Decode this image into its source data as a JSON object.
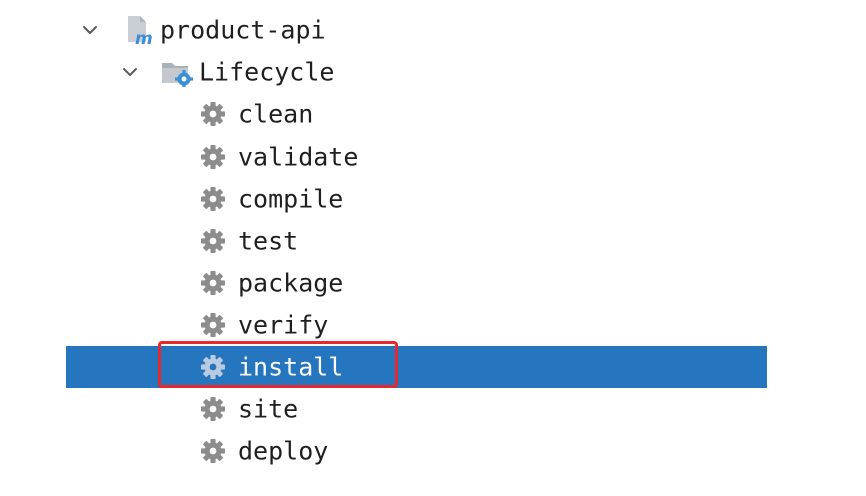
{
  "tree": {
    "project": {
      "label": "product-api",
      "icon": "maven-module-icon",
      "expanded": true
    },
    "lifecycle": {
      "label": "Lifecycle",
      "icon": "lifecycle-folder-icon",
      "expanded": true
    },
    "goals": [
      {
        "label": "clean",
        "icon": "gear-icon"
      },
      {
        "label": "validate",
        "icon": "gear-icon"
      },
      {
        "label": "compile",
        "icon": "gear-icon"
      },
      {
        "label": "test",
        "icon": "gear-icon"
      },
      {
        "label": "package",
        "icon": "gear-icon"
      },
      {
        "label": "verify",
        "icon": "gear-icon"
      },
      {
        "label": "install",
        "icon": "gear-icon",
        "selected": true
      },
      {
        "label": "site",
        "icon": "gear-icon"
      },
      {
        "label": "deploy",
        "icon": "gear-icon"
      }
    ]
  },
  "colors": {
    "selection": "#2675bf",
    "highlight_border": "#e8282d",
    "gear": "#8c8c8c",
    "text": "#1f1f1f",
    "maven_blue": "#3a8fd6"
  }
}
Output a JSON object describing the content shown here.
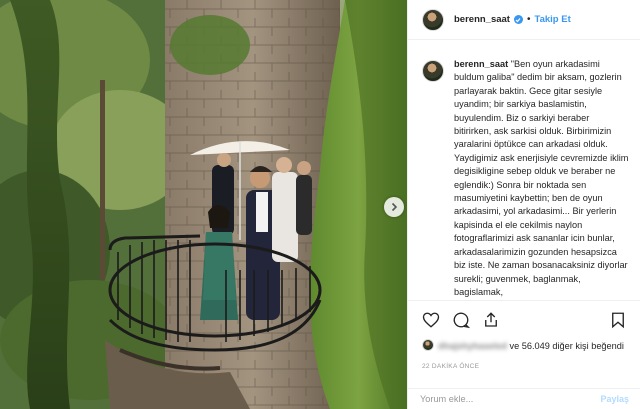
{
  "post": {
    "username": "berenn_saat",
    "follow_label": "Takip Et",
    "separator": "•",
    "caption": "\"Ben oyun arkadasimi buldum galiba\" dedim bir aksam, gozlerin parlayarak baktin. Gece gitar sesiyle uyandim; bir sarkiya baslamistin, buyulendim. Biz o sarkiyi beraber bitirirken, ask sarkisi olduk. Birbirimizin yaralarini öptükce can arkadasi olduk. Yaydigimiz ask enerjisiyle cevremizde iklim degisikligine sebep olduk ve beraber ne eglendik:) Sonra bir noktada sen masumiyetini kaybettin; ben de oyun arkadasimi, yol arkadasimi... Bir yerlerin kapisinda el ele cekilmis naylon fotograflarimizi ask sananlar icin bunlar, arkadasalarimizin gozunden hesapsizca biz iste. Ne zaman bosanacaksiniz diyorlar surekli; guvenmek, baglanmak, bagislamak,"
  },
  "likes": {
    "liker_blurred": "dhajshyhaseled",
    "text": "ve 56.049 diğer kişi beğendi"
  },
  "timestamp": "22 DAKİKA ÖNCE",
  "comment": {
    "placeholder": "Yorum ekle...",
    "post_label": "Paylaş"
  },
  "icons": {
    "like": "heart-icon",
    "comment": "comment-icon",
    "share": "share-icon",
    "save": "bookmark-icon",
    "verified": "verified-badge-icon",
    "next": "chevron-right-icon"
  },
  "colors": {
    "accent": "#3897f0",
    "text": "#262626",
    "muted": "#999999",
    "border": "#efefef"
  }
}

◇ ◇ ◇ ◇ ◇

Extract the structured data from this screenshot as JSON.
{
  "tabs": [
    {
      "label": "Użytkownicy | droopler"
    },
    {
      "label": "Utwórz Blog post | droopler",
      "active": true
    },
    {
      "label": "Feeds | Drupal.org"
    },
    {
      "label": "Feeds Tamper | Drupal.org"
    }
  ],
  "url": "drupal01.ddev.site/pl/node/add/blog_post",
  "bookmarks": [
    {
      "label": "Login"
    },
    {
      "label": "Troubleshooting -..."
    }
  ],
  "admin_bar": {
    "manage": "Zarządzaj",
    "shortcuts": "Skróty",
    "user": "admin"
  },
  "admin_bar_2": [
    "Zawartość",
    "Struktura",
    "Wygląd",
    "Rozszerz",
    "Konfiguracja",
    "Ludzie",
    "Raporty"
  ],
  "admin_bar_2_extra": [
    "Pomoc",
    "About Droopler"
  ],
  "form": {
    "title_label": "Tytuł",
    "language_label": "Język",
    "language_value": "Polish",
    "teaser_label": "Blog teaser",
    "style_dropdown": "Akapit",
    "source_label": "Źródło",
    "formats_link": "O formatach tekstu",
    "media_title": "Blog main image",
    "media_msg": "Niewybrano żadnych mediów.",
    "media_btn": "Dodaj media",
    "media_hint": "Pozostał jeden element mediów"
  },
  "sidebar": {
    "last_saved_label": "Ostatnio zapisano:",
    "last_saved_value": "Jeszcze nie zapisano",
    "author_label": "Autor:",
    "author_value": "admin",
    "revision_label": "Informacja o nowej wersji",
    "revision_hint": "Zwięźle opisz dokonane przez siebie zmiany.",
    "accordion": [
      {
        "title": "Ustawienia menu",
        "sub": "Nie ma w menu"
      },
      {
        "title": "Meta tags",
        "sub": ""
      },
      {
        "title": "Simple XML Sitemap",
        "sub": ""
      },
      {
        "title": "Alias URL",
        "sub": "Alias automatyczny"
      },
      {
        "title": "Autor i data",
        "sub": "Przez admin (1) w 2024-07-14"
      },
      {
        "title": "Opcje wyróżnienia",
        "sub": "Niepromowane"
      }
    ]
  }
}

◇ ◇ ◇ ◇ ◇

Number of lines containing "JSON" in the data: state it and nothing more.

3